DATA SUPPLIED ▸
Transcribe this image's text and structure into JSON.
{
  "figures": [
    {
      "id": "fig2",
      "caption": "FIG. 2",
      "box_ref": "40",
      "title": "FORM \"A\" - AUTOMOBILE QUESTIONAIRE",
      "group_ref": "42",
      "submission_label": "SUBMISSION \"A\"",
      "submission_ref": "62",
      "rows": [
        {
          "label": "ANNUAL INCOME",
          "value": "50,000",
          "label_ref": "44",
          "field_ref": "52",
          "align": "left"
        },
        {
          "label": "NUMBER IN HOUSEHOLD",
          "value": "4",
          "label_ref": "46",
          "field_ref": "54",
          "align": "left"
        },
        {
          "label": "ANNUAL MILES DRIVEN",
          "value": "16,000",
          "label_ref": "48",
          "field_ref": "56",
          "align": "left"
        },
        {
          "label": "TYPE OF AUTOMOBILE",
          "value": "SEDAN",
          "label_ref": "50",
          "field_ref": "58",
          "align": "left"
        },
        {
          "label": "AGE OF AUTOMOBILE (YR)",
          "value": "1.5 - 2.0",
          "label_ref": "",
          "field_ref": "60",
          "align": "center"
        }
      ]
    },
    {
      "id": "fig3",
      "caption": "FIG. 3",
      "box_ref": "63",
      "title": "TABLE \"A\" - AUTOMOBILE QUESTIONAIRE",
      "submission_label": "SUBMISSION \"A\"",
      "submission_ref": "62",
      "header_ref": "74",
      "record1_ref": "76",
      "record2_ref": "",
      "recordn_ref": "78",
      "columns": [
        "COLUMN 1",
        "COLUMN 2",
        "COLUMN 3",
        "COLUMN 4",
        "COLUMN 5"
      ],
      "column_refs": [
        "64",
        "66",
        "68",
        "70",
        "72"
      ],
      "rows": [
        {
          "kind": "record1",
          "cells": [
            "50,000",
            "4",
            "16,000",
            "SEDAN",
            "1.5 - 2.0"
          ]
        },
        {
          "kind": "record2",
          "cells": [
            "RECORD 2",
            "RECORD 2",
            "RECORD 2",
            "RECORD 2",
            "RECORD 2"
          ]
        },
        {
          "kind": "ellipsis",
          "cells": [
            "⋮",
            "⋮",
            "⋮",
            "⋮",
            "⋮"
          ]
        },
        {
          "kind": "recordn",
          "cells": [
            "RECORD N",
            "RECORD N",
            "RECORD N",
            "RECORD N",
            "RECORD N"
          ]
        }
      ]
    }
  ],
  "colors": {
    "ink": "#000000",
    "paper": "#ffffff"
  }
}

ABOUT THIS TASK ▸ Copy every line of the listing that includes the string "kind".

SOLUTION FOR THIS TASK ▸
          "kind": "record1",
          "kind": "record2",
          "kind": "ellipsis",
          "kind": "recordn",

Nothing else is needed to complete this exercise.